[Data supplied Boundary: Start]
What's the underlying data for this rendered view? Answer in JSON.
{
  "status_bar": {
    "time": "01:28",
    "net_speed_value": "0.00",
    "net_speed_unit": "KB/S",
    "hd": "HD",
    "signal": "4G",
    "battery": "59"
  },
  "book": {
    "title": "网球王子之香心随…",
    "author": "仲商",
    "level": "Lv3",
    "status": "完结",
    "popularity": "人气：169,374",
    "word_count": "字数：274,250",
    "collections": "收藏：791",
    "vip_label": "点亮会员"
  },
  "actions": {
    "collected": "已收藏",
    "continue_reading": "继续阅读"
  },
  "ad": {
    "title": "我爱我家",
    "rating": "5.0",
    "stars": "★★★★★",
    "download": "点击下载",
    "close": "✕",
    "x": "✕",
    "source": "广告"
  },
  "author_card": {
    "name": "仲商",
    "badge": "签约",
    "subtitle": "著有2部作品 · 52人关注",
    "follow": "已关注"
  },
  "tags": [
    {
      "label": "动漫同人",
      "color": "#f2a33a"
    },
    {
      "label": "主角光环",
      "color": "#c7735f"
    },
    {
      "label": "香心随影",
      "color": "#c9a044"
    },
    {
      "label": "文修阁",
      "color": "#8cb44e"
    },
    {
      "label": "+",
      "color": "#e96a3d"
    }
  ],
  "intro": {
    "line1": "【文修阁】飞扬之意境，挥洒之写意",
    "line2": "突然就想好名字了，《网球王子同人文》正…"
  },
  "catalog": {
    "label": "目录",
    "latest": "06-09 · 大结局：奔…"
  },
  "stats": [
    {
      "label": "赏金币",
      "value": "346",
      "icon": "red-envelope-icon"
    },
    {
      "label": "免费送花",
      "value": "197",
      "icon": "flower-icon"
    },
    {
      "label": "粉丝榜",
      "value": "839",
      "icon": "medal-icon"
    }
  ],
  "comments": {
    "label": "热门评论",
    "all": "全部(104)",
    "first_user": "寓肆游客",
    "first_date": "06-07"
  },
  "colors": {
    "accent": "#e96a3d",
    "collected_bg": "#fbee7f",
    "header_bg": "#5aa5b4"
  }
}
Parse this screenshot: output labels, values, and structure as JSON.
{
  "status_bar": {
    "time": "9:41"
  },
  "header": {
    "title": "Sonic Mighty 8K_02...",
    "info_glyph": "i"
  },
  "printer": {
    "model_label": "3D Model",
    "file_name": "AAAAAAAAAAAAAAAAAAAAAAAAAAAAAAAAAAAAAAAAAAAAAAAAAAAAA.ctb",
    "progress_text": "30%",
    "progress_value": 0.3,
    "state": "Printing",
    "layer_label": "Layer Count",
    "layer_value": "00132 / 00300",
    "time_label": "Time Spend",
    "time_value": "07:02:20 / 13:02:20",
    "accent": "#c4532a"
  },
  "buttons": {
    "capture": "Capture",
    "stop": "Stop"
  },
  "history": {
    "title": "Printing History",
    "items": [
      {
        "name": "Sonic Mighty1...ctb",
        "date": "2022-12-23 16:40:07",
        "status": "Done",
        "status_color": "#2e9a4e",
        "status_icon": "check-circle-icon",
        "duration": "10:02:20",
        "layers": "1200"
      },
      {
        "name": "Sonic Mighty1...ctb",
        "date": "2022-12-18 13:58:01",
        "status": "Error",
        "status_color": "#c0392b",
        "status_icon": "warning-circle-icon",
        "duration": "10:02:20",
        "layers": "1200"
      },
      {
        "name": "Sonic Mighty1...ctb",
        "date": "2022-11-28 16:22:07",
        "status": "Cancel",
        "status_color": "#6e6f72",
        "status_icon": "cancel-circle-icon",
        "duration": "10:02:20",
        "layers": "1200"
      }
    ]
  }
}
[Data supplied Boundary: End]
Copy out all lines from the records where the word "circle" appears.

        "status_icon": "check-circle-icon",
        "status_icon": "warning-circle-icon",
        "status_icon": "cancel-circle-icon",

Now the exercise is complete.